  • Men or women – that’s the question! It may seem a little dated in this day and age: when it comes to running socks, it makes sense to differentiate between sexes, as the socks have to exactly match the anatomy of the feet, and they must not slip. Women’s feet tend to be less bulky than those of men, so the sock design should be tailored towards the respective anatomy. By choosing socks intended for your gender, you’re more likely to find socks that are an ideal fit.
  • The one and only (seam)! It is thin and positioned in the toe area at the front. The circular knit production process allows for high-quality running socks that don’t have any additional seams on the sides, and the risk of unpleasant friction or red marks is therefore reduced.Es kann nur eine (Naht) geben! Und die ist dünn und sitzt vorn am Zehenbereich.
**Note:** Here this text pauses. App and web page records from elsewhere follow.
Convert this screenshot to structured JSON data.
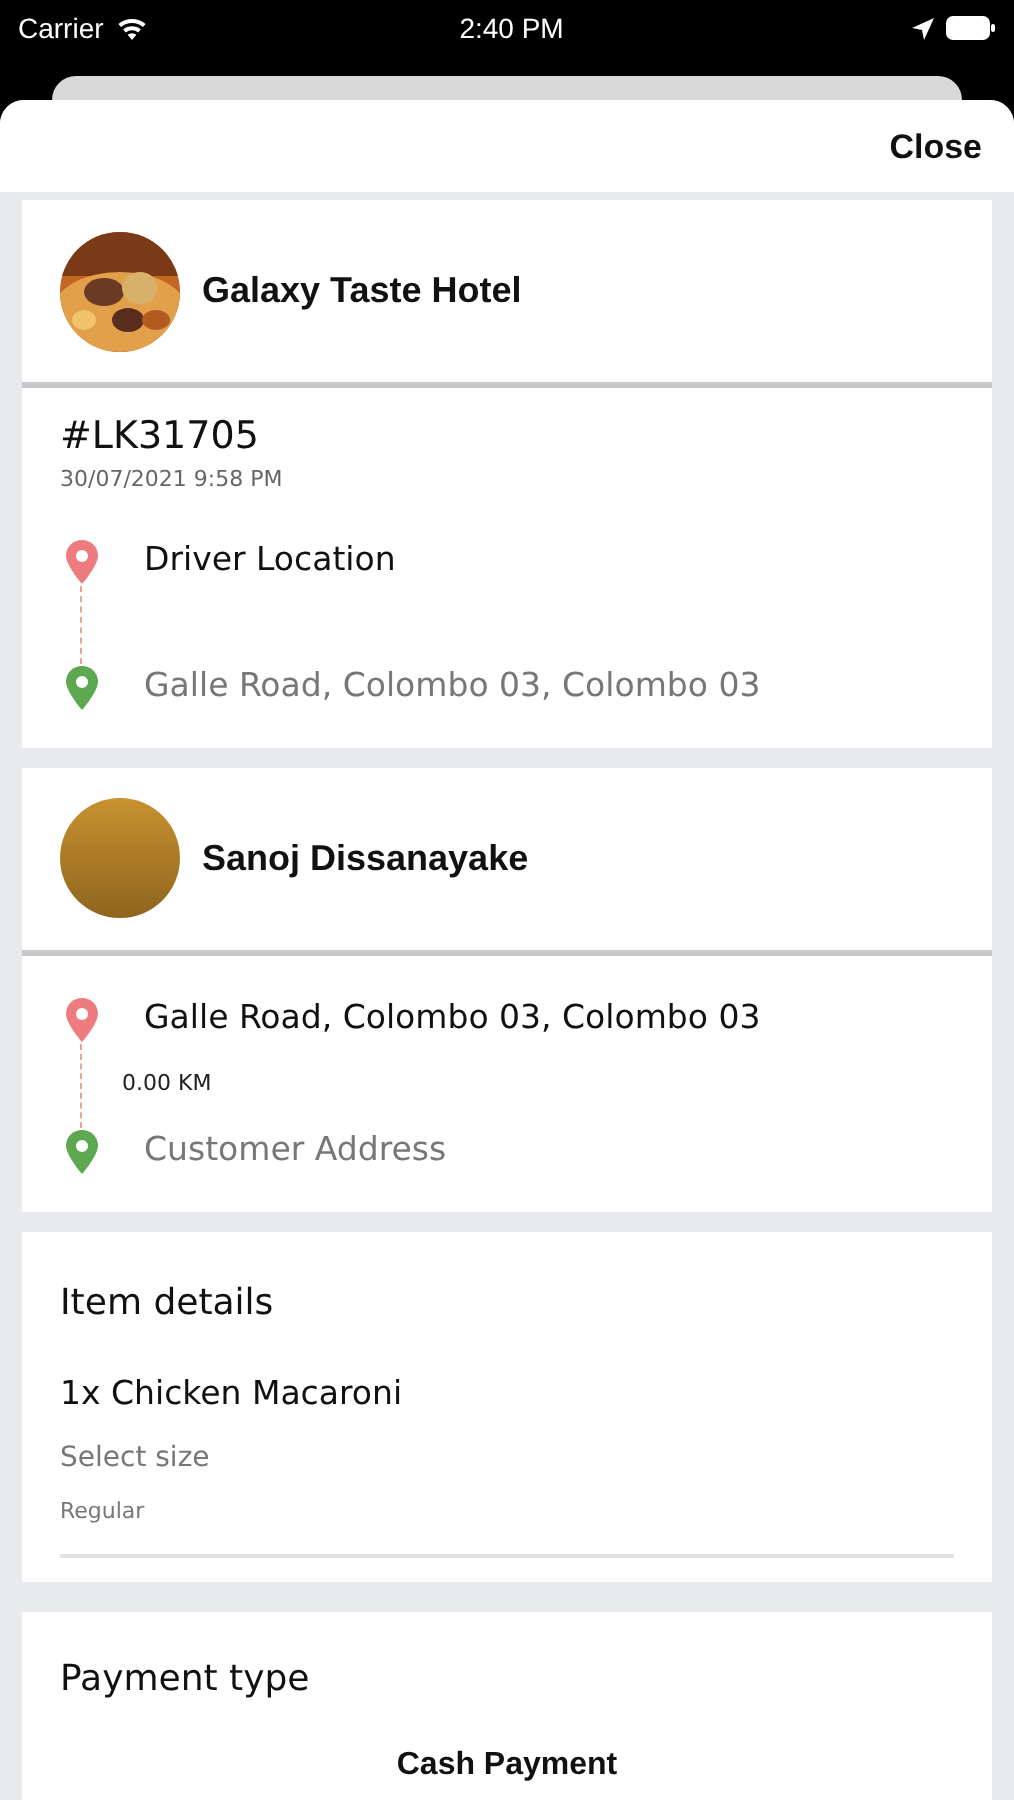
{
  "status_bar": {
    "carrier": "Carrier",
    "time": "2:40 PM"
  },
  "close": "Close",
  "restaurant": {
    "name": "Galaxy Taste Hotel",
    "order_id": "#LK31705",
    "datetime": "30/07/2021 9:58 PM",
    "route": [
      {
        "kind": "origin",
        "label": "Driver Location",
        "color": "#ee7b7f"
      },
      {
        "kind": "destination",
        "label": "Galle Road, Colombo 03, Colombo 03",
        "color": "#5fa852"
      }
    ]
  },
  "customer": {
    "name": "Sanoj Dissanayake",
    "distance": "0.00 KM",
    "route": [
      {
        "kind": "origin",
        "label": "Galle Road, Colombo 03, Colombo 03",
        "color": "#ee7b7f"
      },
      {
        "kind": "destination",
        "label": "Customer Address",
        "color": "#5fa852"
      }
    ]
  },
  "items": {
    "title": "Item details",
    "item": "1x Chicken Macaroni",
    "option_label": "Select size",
    "option_value": "Regular"
  },
  "payment": {
    "title": "Payment type",
    "method": "Cash Payment"
  }
}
Durch die Herstellung im Rundstrickverfahren haben hochwertige Laufsocken darüber hinaus keine weiteren Nähte an den Seiten – und damit weniger Potenzial für unangenehme Reibung oder Druckstellen.
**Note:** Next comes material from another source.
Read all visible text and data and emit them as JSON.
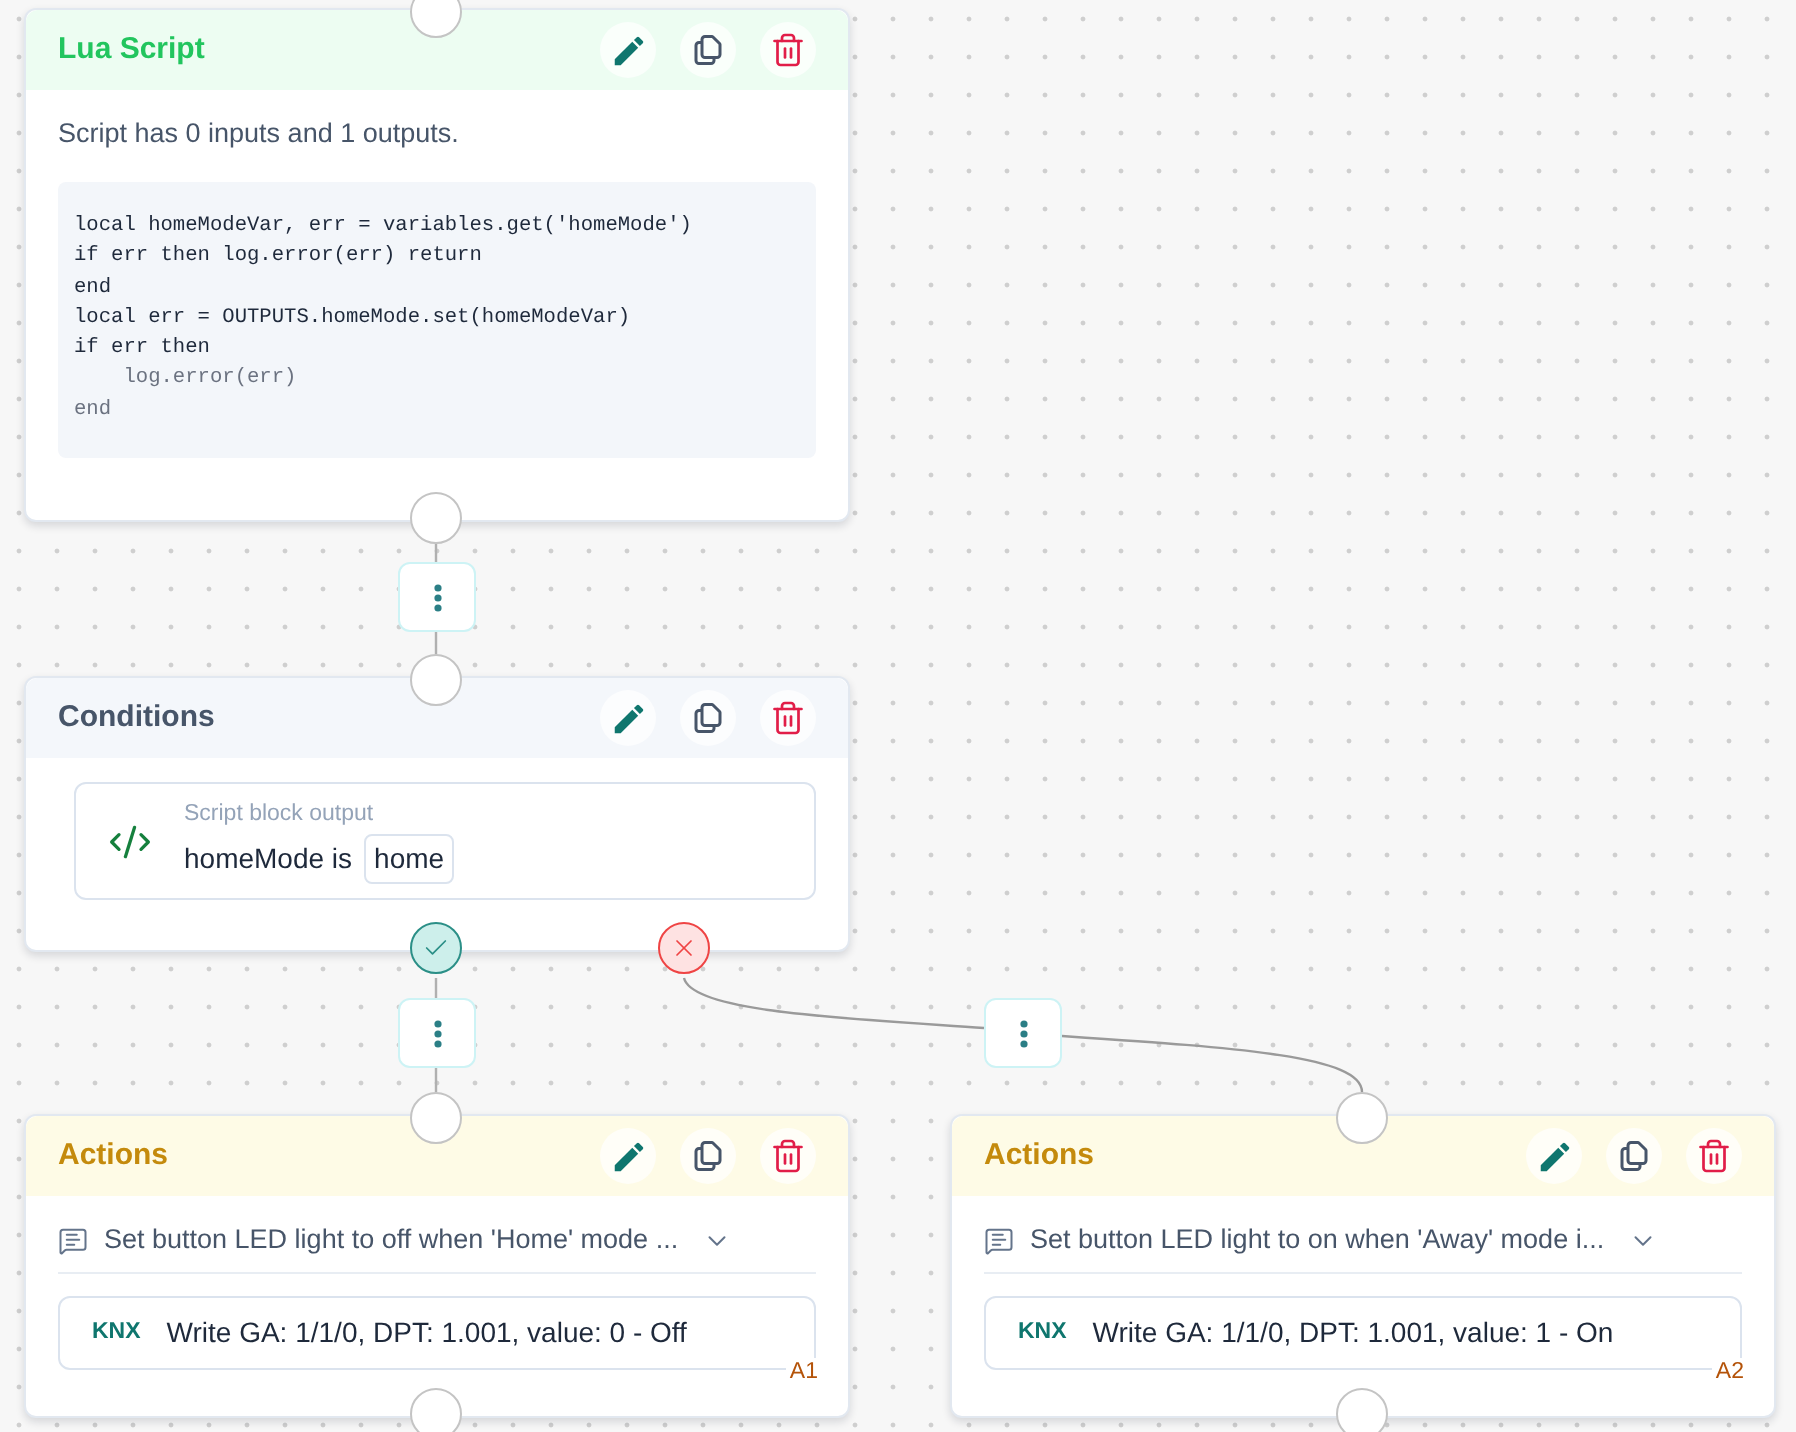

  • A “real heel” is a must! The heel area of socks is subjected to great strain, which is why a suitable production process – called cylinder knitting – is used to reinforce this particular area. This is where the “real heel” comes in. As an interim step in production, it is knitted directly into the socks, after the footlet has been completed. You can spot a “real heel” from the sock’s pronounced L-shape as well as the seams and stitch design in the heel area. A “fake heel” is merely pressed into the finished sock and is, therefore, less durable.
  • The brand and look DO matter! Some people won’t like reading this, but a sophisticated modern look and an established brand are definitely indicators of quality, especially when it comes to running socks. Competition has gained momentum in this area in recent years, which is why specialist manufacturers are dedicated to offering running socks featuring ideal wearing comfort and high durability, and they are willing to invest into research and (further) development of their products. This means that those few extra euros are a good investment into the sustainable improvement of your running experience!
  • The “Made in Germany” seal of quality: Anyone who appreciates sustainable production processes, fair social standards, high quality and good customer services will be unable to avoid the traditional quality seal in Germany’s national colours black, red and gold. The same rule applies here: spending a few extra euros will pay off in several ways.